Word for word, repeat the data that follows. Do not include the pictures.

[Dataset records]
···

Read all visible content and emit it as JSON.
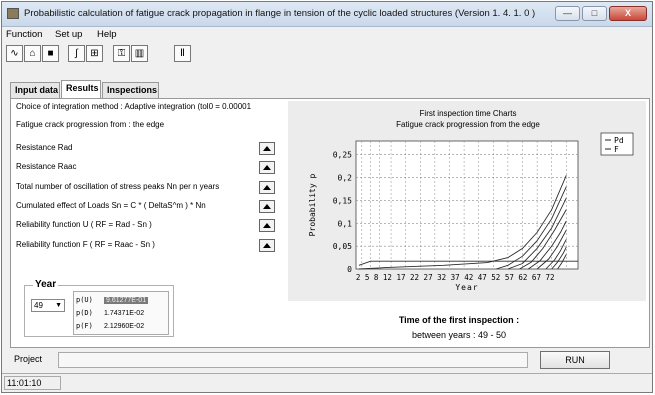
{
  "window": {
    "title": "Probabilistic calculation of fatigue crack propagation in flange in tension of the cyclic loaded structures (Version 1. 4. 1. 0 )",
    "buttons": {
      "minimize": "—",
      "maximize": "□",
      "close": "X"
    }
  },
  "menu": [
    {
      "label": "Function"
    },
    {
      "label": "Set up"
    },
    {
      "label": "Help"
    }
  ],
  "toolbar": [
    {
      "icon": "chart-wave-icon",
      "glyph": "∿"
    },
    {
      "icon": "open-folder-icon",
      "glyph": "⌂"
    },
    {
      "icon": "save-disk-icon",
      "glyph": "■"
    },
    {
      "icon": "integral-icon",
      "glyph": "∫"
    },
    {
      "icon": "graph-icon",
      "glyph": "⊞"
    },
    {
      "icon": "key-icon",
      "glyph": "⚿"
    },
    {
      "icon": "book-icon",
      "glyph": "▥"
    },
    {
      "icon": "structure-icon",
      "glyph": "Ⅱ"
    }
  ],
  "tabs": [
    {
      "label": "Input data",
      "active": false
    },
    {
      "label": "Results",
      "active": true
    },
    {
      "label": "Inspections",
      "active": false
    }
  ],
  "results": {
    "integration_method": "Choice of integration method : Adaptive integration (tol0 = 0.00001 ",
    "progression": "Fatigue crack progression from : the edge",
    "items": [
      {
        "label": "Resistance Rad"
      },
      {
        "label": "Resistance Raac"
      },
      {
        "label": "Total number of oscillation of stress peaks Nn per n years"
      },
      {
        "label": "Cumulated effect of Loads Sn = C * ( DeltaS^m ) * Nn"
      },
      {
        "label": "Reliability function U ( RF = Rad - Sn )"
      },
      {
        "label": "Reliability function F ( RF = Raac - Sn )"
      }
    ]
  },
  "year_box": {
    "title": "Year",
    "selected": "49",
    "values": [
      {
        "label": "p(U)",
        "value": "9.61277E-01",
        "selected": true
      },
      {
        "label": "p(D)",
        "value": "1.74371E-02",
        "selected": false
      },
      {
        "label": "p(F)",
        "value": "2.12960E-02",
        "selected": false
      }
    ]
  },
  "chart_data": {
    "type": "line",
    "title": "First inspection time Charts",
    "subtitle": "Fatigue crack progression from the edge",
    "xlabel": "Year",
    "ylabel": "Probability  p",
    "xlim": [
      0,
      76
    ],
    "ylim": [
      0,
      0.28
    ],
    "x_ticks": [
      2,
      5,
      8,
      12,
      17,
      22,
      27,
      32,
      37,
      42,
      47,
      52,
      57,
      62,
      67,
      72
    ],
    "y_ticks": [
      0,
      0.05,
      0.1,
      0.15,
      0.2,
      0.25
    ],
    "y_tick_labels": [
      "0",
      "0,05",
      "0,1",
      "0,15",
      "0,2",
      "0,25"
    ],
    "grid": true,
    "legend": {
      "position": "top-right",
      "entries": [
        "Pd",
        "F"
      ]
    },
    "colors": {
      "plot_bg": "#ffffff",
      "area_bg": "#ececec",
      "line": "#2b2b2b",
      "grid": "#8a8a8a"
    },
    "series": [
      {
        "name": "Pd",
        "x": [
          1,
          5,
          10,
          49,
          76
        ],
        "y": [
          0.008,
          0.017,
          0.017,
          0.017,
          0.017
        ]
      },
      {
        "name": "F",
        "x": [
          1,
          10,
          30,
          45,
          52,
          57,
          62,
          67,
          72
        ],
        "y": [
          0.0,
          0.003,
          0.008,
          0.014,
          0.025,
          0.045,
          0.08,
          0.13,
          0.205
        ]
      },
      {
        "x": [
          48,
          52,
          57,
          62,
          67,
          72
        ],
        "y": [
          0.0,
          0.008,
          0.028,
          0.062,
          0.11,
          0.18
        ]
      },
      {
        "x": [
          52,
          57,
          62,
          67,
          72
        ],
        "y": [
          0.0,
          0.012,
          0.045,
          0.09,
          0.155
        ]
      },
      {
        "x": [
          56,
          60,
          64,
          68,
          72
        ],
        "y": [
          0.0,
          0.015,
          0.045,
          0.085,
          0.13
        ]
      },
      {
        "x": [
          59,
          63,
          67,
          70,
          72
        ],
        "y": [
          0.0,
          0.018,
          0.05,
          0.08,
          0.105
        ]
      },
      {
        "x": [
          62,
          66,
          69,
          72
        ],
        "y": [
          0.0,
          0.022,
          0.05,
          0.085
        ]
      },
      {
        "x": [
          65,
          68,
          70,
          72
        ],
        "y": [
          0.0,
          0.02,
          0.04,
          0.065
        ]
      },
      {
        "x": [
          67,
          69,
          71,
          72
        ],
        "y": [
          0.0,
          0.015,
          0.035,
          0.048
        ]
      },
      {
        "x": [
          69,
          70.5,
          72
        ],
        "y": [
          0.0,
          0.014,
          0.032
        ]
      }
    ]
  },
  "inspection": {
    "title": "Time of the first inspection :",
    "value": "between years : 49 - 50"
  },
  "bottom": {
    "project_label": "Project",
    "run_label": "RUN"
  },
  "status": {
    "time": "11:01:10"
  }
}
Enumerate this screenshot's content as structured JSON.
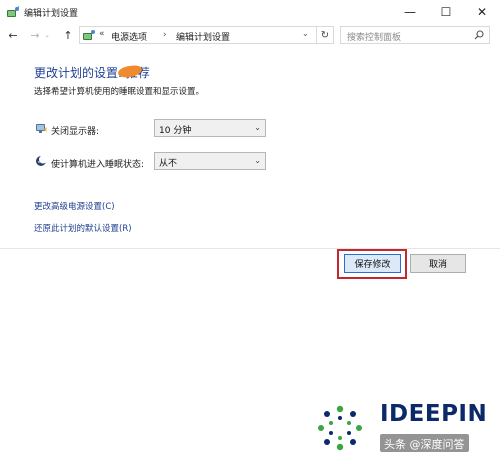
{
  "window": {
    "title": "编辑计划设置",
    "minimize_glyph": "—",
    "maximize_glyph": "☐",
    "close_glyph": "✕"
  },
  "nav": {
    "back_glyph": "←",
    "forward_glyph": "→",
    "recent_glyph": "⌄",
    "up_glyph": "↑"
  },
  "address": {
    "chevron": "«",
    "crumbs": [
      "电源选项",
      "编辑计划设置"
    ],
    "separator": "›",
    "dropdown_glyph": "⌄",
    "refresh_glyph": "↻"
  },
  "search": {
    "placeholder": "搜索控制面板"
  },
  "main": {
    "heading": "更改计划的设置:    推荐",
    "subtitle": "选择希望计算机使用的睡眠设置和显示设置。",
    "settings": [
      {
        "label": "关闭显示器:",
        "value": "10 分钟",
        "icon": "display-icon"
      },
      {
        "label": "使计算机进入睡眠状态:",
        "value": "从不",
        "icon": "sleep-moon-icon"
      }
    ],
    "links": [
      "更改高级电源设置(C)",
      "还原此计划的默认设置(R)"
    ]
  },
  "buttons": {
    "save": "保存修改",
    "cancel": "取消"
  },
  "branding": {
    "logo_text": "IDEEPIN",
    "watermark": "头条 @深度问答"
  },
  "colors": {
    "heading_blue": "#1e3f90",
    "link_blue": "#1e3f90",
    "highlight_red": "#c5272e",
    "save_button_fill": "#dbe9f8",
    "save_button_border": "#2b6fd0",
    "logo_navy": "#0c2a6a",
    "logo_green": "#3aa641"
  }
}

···

▶ **EXPECTED ANSWER**
Read all visible content and emit it as JSON.
{
  "window": {
    "title": "Probabilistic calculation of fatigue crack propagation in flange in tension of the cyclic loaded structures (Version 1. 4. 1. 0 )",
    "buttons": {
      "minimize": "—",
      "maximize": "□",
      "close": "X"
    }
  },
  "menu": [
    {
      "label": "Function"
    },
    {
      "label": "Set up"
    },
    {
      "label": "Help"
    }
  ],
  "toolbar": [
    {
      "icon": "chart-wave-icon",
      "glyph": "∿"
    },
    {
      "icon": "open-folder-icon",
      "glyph": "⌂"
    },
    {
      "icon": "save-disk-icon",
      "glyph": "■"
    },
    {
      "icon": "integral-icon",
      "glyph": "∫"
    },
    {
      "icon": "graph-icon",
      "glyph": "⊞"
    },
    {
      "icon": "key-icon",
      "glyph": "⚿"
    },
    {
      "icon": "book-icon",
      "glyph": "▥"
    },
    {
      "icon": "structure-icon",
      "glyph": "Ⅱ"
    }
  ],
  "tabs": [
    {
      "label": "Input data",
      "active": false
    },
    {
      "label": "Results",
      "active": true
    },
    {
      "label": "Inspections",
      "active": false
    }
  ],
  "results": {
    "integration_method": "Choice of integration method : Adaptive integration (tol0 = 0.00001 ",
    "progression": "Fatigue crack progression from : the edge",
    "items": [
      {
        "label": "Resistance Rad"
      },
      {
        "label": "Resistance Raac"
      },
      {
        "label": "Total number of oscillation of stress peaks Nn per n years"
      },
      {
        "label": "Cumulated effect of Loads Sn = C * ( DeltaS^m ) * Nn"
      },
      {
        "label": "Reliability function U ( RF = Rad - Sn )"
      },
      {
        "label": "Reliability function F ( RF = Raac - Sn )"
      }
    ]
  },
  "year_box": {
    "title": "Year",
    "selected": "49",
    "values": [
      {
        "label": "p(U)",
        "value": "9.61277E-01",
        "selected": true
      },
      {
        "label": "p(D)",
        "value": "1.74371E-02",
        "selected": false
      },
      {
        "label": "p(F)",
        "value": "2.12960E-02",
        "selected": false
      }
    ]
  },
  "chart_data": {
    "type": "line",
    "title": "First inspection time Charts",
    "subtitle": "Fatigue crack progression from the edge",
    "xlabel": "Year",
    "ylabel": "Probability  p",
    "xlim": [
      0,
      76
    ],
    "ylim": [
      0,
      0.28
    ],
    "x_ticks": [
      2,
      5,
      8,
      12,
      17,
      22,
      27,
      32,
      37,
      42,
      47,
      52,
      57,
      62,
      67,
      72
    ],
    "y_ticks": [
      0,
      0.05,
      0.1,
      0.15,
      0.2,
      0.25
    ],
    "y_tick_labels": [
      "0",
      "0,05",
      "0,1",
      "0,15",
      "0,2",
      "0,25"
    ],
    "grid": true,
    "legend": {
      "position": "top-right",
      "entries": [
        "Pd",
        "F"
      ]
    },
    "colors": {
      "plot_bg": "#ffffff",
      "area_bg": "#ececec",
      "line": "#2b2b2b",
      "grid": "#8a8a8a"
    },
    "series": [
      {
        "name": "Pd",
        "x": [
          1,
          5,
          10,
          49,
          76
        ],
        "y": [
          0.008,
          0.017,
          0.017,
          0.017,
          0.017
        ]
      },
      {
        "name": "F",
        "x": [
          1,
          10,
          30,
          45,
          52,
          57,
          62,
          67,
          72
        ],
        "y": [
          0.0,
          0.003,
          0.008,
          0.014,
          0.025,
          0.045,
          0.08,
          0.13,
          0.205
        ]
      },
      {
        "x": [
          48,
          52,
          57,
          62,
          67,
          72
        ],
        "y": [
          0.0,
          0.008,
          0.028,
          0.062,
          0.11,
          0.18
        ]
      },
      {
        "x": [
          52,
          57,
          62,
          67,
          72
        ],
        "y": [
          0.0,
          0.012,
          0.045,
          0.09,
          0.155
        ]
      },
      {
        "x": [
          56,
          60,
          64,
          68,
          72
        ],
        "y": [
          0.0,
          0.015,
          0.045,
          0.085,
          0.13
        ]
      },
      {
        "x": [
          59,
          63,
          67,
          70,
          72
        ],
        "y": [
          0.0,
          0.018,
          0.05,
          0.08,
          0.105
        ]
      },
      {
        "x": [
          62,
          66,
          69,
          72
        ],
        "y": [
          0.0,
          0.022,
          0.05,
          0.085
        ]
      },
      {
        "x": [
          65,
          68,
          70,
          72
        ],
        "y": [
          0.0,
          0.02,
          0.04,
          0.065
        ]
      },
      {
        "x": [
          67,
          69,
          71,
          72
        ],
        "y": [
          0.0,
          0.015,
          0.035,
          0.048
        ]
      },
      {
        "x": [
          69,
          70.5,
          72
        ],
        "y": [
          0.0,
          0.014,
          0.032
        ]
      }
    ]
  },
  "inspection": {
    "title": "Time of the first inspection :",
    "value": "between years : 49 - 50"
  },
  "bottom": {
    "project_label": "Project",
    "run_label": "RUN"
  },
  "status": {
    "time": "11:01:10"
  }
}
Enumerate this screenshot's content as structured JSON.
{
  "window": {
    "title": "编辑计划设置",
    "minimize_glyph": "—",
    "maximize_glyph": "☐",
    "close_glyph": "✕"
  },
  "nav": {
    "back_glyph": "←",
    "forward_glyph": "→",
    "recent_glyph": "⌄",
    "up_glyph": "↑"
  },
  "address": {
    "chevron": "«",
    "crumbs": [
      "电源选项",
      "编辑计划设置"
    ],
    "separator": "›",
    "dropdown_glyph": "⌄",
    "refresh_glyph": "↻"
  },
  "search": {
    "placeholder": "搜索控制面板"
  },
  "main": {
    "heading": "更改计划的设置:    推荐",
    "subtitle": "选择希望计算机使用的睡眠设置和显示设置。",
    "settings": [
      {
        "label": "关闭显示器:",
        "value": "10 分钟",
        "icon": "display-icon"
      },
      {
        "label": "使计算机进入睡眠状态:",
        "value": "从不",
        "icon": "sleep-moon-icon"
      }
    ],
    "links": [
      "更改高级电源设置(C)",
      "还原此计划的默认设置(R)"
    ]
  },
  "buttons": {
    "save": "保存修改",
    "cancel": "取消"
  },
  "branding": {
    "logo_text": "IDEEPIN",
    "watermark": "头条 @深度问答"
  },
  "colors": {
    "heading_blue": "#1e3f90",
    "link_blue": "#1e3f90",
    "highlight_red": "#c5272e",
    "save_button_fill": "#dbe9f8",
    "save_button_border": "#2b6fd0",
    "logo_navy": "#0c2a6a",
    "logo_green": "#3aa641"
  }
}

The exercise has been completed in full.